FUKUSHIMA Lives on the Line

189chap.IVPatient Relief Activity Records [Essays and Research Publications]FUKUSHIMA: Lives on the LineEmergency Medical Assistance Team (REMAT) in Japan, came to help our hospital. They let us know the severity of the plant's status despite the scarcity of accurate information and the prevailing confusion.During this time, REMAT was always in our side. Finally, they resuscitated us; they braced us up to take on facing the accident.When setting up our own REMAT against the nuclear disaster at our hospital, we had to share the recognition and role of our jobs, such as risky crisis intervention, focusing on the assistance of people who had been evacuated from the disaster site. We tried to share the scanty information to calm our anxiety, and to Figure 1. Summary of the Radiation Emergency Medical Service in Fukushima Medical University Hospital.We have examined twelve radiation-exposed and contami-nated patients. REM; Radiation Emergency Medicine, FMU; Fukushima Medical University, yo; years old, REMAT; Radia-tion Emergency Medical Assistance Team.Figure 2. Current Radiation Emergency Medicine Network in Fukushima Prefecture.Off-site center manages the patient information and controls the transport. Patients with radiation contamination cannot be accepted in the Primary Radiation Emergency Hospital at this point. Emergency medical helicopter can approach to 20 km radius to contact the non-contaminated patients at this point.
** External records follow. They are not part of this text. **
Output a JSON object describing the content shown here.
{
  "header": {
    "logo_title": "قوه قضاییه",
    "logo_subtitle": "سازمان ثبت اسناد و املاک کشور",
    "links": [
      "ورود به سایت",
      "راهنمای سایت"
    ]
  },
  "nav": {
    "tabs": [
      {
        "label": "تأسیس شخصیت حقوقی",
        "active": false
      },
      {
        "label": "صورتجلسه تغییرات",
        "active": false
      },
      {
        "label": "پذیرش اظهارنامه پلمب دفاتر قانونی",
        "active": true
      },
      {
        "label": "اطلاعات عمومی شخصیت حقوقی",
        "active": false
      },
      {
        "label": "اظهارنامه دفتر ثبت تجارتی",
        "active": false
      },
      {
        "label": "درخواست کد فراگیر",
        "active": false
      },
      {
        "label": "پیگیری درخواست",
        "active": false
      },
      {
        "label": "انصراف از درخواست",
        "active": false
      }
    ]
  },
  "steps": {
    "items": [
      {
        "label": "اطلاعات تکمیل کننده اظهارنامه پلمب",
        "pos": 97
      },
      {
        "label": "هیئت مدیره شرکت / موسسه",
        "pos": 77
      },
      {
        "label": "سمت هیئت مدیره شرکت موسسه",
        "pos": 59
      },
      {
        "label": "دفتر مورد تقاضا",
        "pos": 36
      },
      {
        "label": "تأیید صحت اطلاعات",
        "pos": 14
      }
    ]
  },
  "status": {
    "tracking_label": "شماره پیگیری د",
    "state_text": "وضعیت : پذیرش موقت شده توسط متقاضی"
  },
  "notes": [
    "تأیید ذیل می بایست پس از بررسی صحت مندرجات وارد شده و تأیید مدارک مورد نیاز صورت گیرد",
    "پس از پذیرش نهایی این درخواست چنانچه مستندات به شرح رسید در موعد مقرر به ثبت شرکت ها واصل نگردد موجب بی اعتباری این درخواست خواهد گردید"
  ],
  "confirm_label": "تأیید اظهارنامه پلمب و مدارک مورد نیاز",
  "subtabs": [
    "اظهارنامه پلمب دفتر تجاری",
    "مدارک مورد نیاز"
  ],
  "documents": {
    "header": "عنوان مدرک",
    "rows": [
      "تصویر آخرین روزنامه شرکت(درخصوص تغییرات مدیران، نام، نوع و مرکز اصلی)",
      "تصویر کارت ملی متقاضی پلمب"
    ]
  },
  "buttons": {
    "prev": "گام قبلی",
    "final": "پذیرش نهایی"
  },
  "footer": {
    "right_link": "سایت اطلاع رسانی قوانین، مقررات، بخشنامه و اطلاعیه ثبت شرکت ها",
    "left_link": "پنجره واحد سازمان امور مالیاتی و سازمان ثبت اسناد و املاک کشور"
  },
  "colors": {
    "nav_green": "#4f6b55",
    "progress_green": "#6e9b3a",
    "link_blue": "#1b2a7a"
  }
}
Doctors can enter into the 20 km radius at their own risk. 1F; Fukushima Daiichi Nuclear Power Plant, FMU; Fukushima Medical University Hospital, NIRS; National Institute of Ra-diological Sciences.focus on the health problems of the plant workers. To prepare for some kind of adequate treatment of the radiation-exposed patients, we set up the daily morning conferences, web meetings, night lectures and simulations to brush up our skills and knowledge with the volunteer doctors, and also together with the Japan Self-defense Force NBC protective unit. We treated twelve patients in our unit from March 14 to April 15. Six of them were whole body contaminated, four were locally contaminated, and two only locally externally exposed (Figure 1).Fortunately, there were no radiation-exposed and contaminated patients in the nuclear power plant, in those days. At that point, we did not have an adequate Radiation Emergency Medical hospital, nor had enough local community medical hospitals, especially near the nuclear power plant because of the evacuation direction and hospital damage there. We had to reconstruct the Radiation Emergency Medical System nearly from the beginning and in short possible time (Figure 2).Very quickly, we became aware of another important problem of the emergency responders such as firefighters and ambulance crew in the disaster site. They were not only crisis responders but also disaster-associated victims as they began to suffer from post-disaster stress-induced psycho-somatic illness. They had not only exhausted themselves but also felt uncertain feelings about their own radiation consequences during the crisis. We, therefore, introduced them to the mental health care psychologist, and also set up a consultation clinic by ourselves for treating them.Simultaneously, we calculated the internal and external exposure dose by the data from whole-body counter and personal dosimeter in turn. Using the dose date evaluated, we were able to counsel them to relieve their mental stress over radiation related anxieties and their future. Two hundred and seventy-five persons were examined by September 11 as an acute internal exposure cohort. After 9.11, we are planning to examine them again to either deny or estimate the chronic internal exposure which may be from food consumption.Based on our own experience just after the accident, the established support system from the network related with radiation emergency medicine in Japan worked relatively effectively and efficiently. However, still the general citizens residing in the contaminated area of Fukushima have more unexplained fears about low dose radiation exposure, such as food contamination and 20 mSv topics. These fears may be exaggerated by misinformation; unreliable comments and rumors about radiation and its effects on human health. The lack of